◆ **Source records**
● ● ● ●
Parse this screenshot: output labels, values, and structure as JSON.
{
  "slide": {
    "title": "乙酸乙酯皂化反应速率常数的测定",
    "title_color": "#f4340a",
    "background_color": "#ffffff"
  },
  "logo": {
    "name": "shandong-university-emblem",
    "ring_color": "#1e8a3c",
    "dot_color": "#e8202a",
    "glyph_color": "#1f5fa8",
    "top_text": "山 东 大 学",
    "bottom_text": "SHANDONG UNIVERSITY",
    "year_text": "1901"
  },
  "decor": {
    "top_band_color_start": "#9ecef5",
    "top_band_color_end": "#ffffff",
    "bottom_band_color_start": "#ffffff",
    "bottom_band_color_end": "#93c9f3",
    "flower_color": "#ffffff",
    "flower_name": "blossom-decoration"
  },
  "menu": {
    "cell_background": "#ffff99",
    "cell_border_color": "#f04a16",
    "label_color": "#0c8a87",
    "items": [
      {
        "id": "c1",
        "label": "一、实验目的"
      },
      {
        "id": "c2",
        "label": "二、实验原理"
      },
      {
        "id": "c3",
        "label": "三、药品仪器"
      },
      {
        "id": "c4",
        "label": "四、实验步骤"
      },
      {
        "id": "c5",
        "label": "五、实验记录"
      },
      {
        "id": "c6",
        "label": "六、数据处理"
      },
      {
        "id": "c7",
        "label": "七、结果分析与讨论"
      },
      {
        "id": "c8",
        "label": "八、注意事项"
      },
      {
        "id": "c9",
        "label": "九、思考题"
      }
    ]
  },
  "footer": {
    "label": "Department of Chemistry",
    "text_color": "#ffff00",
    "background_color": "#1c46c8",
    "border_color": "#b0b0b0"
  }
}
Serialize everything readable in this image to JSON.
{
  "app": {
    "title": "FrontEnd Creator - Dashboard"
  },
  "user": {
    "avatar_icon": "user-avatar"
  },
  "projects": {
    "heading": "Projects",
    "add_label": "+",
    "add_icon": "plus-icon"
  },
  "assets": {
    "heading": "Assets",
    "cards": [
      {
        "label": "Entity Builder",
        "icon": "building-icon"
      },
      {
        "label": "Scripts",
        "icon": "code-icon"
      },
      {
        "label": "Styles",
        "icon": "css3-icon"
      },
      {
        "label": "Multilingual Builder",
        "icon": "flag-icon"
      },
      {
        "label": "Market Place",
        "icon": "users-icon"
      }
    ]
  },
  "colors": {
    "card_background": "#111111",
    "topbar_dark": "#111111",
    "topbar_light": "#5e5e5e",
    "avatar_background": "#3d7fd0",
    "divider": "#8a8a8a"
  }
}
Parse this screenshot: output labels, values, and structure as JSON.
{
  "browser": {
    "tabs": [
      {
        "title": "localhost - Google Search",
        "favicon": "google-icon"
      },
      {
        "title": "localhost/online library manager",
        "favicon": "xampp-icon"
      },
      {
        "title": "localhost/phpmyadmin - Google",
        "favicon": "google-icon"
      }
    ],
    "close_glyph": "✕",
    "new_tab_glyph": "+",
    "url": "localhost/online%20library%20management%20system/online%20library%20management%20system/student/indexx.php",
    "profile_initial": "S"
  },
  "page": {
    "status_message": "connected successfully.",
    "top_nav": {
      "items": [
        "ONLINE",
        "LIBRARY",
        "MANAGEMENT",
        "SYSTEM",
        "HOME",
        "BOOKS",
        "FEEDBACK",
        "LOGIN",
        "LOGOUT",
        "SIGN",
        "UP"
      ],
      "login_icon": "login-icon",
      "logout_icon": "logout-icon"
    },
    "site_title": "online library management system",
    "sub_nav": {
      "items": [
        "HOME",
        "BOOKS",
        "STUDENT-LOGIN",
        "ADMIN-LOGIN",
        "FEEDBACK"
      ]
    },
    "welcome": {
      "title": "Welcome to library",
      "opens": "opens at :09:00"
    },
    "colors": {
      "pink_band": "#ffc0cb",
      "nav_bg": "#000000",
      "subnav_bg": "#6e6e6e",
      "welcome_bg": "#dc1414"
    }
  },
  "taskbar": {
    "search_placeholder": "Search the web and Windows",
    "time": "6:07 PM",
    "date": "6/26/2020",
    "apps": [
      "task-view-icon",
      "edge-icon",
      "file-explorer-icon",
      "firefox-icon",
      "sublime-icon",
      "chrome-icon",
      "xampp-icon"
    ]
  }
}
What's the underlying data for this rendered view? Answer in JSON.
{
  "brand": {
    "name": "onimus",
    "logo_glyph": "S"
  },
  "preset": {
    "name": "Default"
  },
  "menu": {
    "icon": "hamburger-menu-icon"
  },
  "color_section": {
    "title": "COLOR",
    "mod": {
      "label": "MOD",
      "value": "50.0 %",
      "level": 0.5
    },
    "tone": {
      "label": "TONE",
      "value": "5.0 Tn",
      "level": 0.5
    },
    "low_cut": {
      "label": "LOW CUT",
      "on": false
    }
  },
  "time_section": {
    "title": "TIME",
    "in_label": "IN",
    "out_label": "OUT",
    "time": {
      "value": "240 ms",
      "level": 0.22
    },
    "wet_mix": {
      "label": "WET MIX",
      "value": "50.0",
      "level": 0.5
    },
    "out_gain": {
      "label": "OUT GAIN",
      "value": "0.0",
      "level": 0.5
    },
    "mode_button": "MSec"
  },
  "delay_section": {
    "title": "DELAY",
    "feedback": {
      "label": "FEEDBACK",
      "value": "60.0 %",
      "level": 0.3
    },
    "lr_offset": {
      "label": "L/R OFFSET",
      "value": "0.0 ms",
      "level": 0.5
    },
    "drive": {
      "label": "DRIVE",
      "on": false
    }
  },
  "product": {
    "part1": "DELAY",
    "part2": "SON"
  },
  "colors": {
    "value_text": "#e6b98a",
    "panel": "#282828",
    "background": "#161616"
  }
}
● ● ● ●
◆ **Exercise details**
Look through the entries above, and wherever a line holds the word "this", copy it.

◆ **Task solution**
Parse this screenshot: output labels, values, and structure as JSON.
Serialize everything readable in this image to JSON.
Parse this screenshot: output labels, values, and structure as JSON.
What's the underlying data for this rendered view? Answer in JSON.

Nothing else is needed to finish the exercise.